- [Goal of the exercise]:
An exact copy of the entries below is required, with all pictures removed.

- [Data under study]:
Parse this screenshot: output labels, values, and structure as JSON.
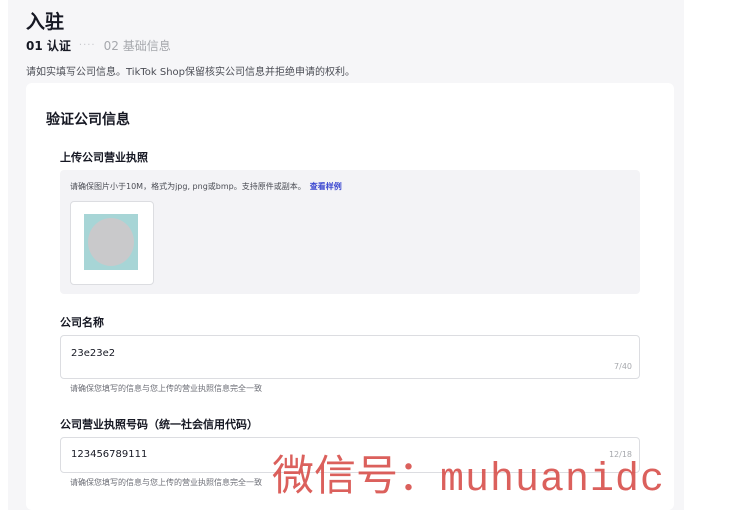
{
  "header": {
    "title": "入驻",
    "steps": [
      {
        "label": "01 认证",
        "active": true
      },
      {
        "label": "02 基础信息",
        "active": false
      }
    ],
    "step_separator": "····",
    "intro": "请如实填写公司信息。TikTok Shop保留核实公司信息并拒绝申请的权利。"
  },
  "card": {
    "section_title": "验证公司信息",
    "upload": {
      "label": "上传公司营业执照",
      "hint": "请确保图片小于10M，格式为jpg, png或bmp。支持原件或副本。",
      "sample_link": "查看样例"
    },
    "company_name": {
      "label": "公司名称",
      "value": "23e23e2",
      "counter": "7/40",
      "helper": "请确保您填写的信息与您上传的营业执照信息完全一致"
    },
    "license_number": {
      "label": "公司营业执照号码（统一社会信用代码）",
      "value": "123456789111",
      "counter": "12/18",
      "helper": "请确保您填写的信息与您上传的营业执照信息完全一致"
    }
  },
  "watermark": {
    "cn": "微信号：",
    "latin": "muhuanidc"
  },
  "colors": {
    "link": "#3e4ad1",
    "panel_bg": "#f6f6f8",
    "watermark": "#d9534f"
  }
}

- [Task solution]:
Parse this screenshot: output labels, values, and structure as JSON.
{
  "header": {
    "title": "入驻",
    "steps": [
      {
        "label": "01 认证",
        "active": true
      },
      {
        "label": "02 基础信息",
        "active": false
      }
    ],
    "step_separator": "····",
    "intro": "请如实填写公司信息。TikTok Shop保留核实公司信息并拒绝申请的权利。"
  },
  "card": {
    "section_title": "验证公司信息",
    "upload": {
      "label": "上传公司营业执照",
      "hint": "请确保图片小于10M，格式为jpg, png或bmp。支持原件或副本。",
      "sample_link": "查看样例"
    },
    "company_name": {
      "label": "公司名称",
      "value": "23e23e2",
      "counter": "7/40",
      "helper": "请确保您填写的信息与您上传的营业执照信息完全一致"
    },
    "license_number": {
      "label": "公司营业执照号码（统一社会信用代码）",
      "value": "123456789111",
      "counter": "12/18",
      "helper": "请确保您填写的信息与您上传的营业执照信息完全一致"
    }
  },
  "watermark": {
    "cn": "微信号：",
    "latin": "muhuanidc"
  },
  "colors": {
    "link": "#3e4ad1",
    "panel_bg": "#f6f6f8",
    "watermark": "#d9534f"
  }
}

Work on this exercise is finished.